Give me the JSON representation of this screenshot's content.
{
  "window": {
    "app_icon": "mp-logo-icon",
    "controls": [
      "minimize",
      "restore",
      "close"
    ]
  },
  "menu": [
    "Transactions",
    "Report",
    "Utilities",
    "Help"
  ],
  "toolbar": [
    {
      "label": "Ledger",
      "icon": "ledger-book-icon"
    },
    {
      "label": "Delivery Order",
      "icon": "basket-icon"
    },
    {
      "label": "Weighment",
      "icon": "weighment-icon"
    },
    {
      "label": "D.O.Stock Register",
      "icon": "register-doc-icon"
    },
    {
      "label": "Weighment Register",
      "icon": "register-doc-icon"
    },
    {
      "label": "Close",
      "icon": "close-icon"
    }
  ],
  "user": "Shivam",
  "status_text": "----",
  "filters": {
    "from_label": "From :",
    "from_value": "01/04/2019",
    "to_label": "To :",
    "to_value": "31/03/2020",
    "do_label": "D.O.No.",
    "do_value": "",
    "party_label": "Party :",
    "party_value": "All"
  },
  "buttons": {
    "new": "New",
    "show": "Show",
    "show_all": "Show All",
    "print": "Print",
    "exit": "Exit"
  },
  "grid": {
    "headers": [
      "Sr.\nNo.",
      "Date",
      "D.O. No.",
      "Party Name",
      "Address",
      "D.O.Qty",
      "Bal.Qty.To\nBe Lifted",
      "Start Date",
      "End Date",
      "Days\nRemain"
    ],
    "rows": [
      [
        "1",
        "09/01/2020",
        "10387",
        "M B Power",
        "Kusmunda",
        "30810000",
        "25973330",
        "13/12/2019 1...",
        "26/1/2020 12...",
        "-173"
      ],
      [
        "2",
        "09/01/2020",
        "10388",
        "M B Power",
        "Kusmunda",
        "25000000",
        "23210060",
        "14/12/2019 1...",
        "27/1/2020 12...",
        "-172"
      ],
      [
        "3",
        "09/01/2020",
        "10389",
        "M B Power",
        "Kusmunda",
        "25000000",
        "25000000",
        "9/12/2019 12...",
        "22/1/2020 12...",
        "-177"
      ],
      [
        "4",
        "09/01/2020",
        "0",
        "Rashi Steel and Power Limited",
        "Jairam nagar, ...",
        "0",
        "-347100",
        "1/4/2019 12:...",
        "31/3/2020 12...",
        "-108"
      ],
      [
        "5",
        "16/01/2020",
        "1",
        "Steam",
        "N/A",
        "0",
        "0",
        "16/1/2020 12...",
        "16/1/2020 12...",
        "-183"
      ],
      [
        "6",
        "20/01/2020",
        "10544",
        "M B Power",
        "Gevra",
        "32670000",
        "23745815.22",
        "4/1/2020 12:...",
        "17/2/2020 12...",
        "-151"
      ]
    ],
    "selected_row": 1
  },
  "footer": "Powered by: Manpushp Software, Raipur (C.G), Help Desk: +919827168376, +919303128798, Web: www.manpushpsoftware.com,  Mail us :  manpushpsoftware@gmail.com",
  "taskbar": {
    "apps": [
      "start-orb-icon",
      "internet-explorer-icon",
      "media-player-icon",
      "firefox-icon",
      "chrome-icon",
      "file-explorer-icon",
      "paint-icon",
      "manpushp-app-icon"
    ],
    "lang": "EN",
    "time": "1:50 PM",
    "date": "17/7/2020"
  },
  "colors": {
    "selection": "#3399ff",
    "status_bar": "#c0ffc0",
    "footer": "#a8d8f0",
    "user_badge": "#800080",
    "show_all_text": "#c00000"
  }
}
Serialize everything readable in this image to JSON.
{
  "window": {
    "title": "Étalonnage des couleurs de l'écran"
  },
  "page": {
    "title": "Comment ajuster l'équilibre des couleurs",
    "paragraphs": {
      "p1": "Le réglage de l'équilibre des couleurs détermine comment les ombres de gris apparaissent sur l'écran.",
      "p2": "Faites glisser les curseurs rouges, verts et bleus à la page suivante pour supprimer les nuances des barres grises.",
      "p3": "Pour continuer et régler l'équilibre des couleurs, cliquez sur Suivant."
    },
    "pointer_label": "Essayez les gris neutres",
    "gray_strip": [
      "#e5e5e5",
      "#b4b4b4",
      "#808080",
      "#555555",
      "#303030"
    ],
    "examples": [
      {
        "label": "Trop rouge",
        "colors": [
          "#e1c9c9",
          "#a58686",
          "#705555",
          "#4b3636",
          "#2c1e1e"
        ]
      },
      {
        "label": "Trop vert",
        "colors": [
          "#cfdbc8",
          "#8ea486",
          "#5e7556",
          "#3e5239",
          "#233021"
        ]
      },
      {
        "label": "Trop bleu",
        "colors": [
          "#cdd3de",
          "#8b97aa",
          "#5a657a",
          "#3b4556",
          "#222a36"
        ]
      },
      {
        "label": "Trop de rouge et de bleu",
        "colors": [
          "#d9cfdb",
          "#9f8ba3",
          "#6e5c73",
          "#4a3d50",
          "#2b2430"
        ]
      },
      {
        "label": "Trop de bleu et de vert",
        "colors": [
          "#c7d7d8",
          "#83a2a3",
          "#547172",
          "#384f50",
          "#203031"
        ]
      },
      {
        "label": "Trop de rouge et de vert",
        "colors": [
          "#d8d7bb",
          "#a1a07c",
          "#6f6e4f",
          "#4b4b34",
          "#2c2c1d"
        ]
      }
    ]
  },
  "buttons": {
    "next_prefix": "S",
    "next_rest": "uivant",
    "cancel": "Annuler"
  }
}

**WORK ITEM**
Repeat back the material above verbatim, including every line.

**RESULT OF THIS EXERCISE**
Give me the JSON representation of this screenshot's content.
{
  "window": {
    "app_icon": "mp-logo-icon",
    "controls": [
      "minimize",
      "restore",
      "close"
    ]
  },
  "menu": [
    "Transactions",
    "Report",
    "Utilities",
    "Help"
  ],
  "toolbar": [
    {
      "label": "Ledger",
      "icon": "ledger-book-icon"
    },
    {
      "label": "Delivery Order",
      "icon": "basket-icon"
    },
    {
      "label": "Weighment",
      "icon": "weighment-icon"
    },
    {
      "label": "D.O.Stock Register",
      "icon": "register-doc-icon"
    },
    {
      "label": "Weighment Register",
      "icon": "register-doc-icon"
    },
    {
      "label": "Close",
      "icon": "close-icon"
    }
  ],
  "user": "Shivam",
  "status_text": "----",
  "filters": {
    "from_label": "From :",
    "from_value": "01/04/2019",
    "to_label": "To :",
    "to_value": "31/03/2020",
    "do_label": "D.O.No.",
    "do_value": "",
    "party_label": "Party :",
    "party_value": "All"
  },
  "buttons": {
    "new": "New",
    "show": "Show",
    "show_all": "Show All",
    "print": "Print",
    "exit": "Exit"
  },
  "grid": {
    "headers": [
      "Sr.\nNo.",
      "Date",
      "D.O. No.",
      "Party Name",
      "Address",
      "D.O.Qty",
      "Bal.Qty.To\nBe Lifted",
      "Start Date",
      "End Date",
      "Days\nRemain"
    ],
    "rows": [
      [
        "1",
        "09/01/2020",
        "10387",
        "M B Power",
        "Kusmunda",
        "30810000",
        "25973330",
        "13/12/2019 1...",
        "26/1/2020 12...",
        "-173"
      ],
      [
        "2",
        "09/01/2020",
        "10388",
        "M B Power",
        "Kusmunda",
        "25000000",
        "23210060",
        "14/12/2019 1...",
        "27/1/2020 12...",
        "-172"
      ],
      [
        "3",
        "09/01/2020",
        "10389",
        "M B Power",
        "Kusmunda",
        "25000000",
        "25000000",
        "9/12/2019 12...",
        "22/1/2020 12...",
        "-177"
      ],
      [
        "4",
        "09/01/2020",
        "0",
        "Rashi Steel and Power Limited",
        "Jairam nagar, ...",
        "0",
        "-347100",
        "1/4/2019 12:...",
        "31/3/2020 12...",
        "-108"
      ],
      [
        "5",
        "16/01/2020",
        "1",
        "Steam",
        "N/A",
        "0",
        "0",
        "16/1/2020 12...",
        "16/1/2020 12...",
        "-183"
      ],
      [
        "6",
        "20/01/2020",
        "10544",
        "M B Power",
        "Gevra",
        "32670000",
        "23745815.22",
        "4/1/2020 12:...",
        "17/2/2020 12...",
        "-151"
      ]
    ],
    "selected_row": 1
  },
  "footer": "Powered by: Manpushp Software, Raipur (C.G), Help Desk: +919827168376, +919303128798, Web: www.manpushpsoftware.com,  Mail us :  manpushpsoftware@gmail.com",
  "taskbar": {
    "apps": [
      "start-orb-icon",
      "internet-explorer-icon",
      "media-player-icon",
      "firefox-icon",
      "chrome-icon",
      "file-explorer-icon",
      "paint-icon",
      "manpushp-app-icon"
    ],
    "lang": "EN",
    "time": "1:50 PM",
    "date": "17/7/2020"
  },
  "colors": {
    "selection": "#3399ff",
    "status_bar": "#c0ffc0",
    "footer": "#a8d8f0",
    "user_badge": "#800080",
    "show_all_text": "#c00000"
  }
}
Serialize everything readable in this image to JSON.
{
  "window": {
    "title": "Étalonnage des couleurs de l'écran"
  },
  "page": {
    "title": "Comment ajuster l'équilibre des couleurs",
    "paragraphs": {
      "p1": "Le réglage de l'équilibre des couleurs détermine comment les ombres de gris apparaissent sur l'écran.",
      "p2": "Faites glisser les curseurs rouges, verts et bleus à la page suivante pour supprimer les nuances des barres grises.",
      "p3": "Pour continuer et régler l'équilibre des couleurs, cliquez sur Suivant."
    },
    "pointer_label": "Essayez les gris neutres",
    "gray_strip": [
      "#e5e5e5",
      "#b4b4b4",
      "#808080",
      "#555555",
      "#303030"
    ],
    "examples": [
      {
        "label": "Trop rouge",
        "colors": [
          "#e1c9c9",
          "#a58686",
          "#705555",
          "#4b3636",
          "#2c1e1e"
        ]
      },
      {
        "label": "Trop vert",
        "colors": [
          "#cfdbc8",
          "#8ea486",
          "#5e7556",
          "#3e5239",
          "#233021"
        ]
      },
      {
        "label": "Trop bleu",
        "colors": [
          "#cdd3de",
          "#8b97aa",
          "#5a657a",
          "#3b4556",
          "#222a36"
        ]
      },
      {
        "label": "Trop de rouge et de bleu",
        "colors": [
          "#d9cfdb",
          "#9f8ba3",
          "#6e5c73",
          "#4a3d50",
          "#2b2430"
        ]
      },
      {
        "label": "Trop de bleu et de vert",
        "colors": [
          "#c7d7d8",
          "#83a2a3",
          "#547172",
          "#384f50",
          "#203031"
        ]
      },
      {
        "label": "Trop de rouge et de vert",
        "colors": [
          "#d8d7bb",
          "#a1a07c",
          "#6f6e4f",
          "#4b4b34",
          "#2c2c1d"
        ]
      }
    ]
  },
  "buttons": {
    "next_prefix": "S",
    "next_rest": "uivant",
    "cancel": "Annuler"
  }
}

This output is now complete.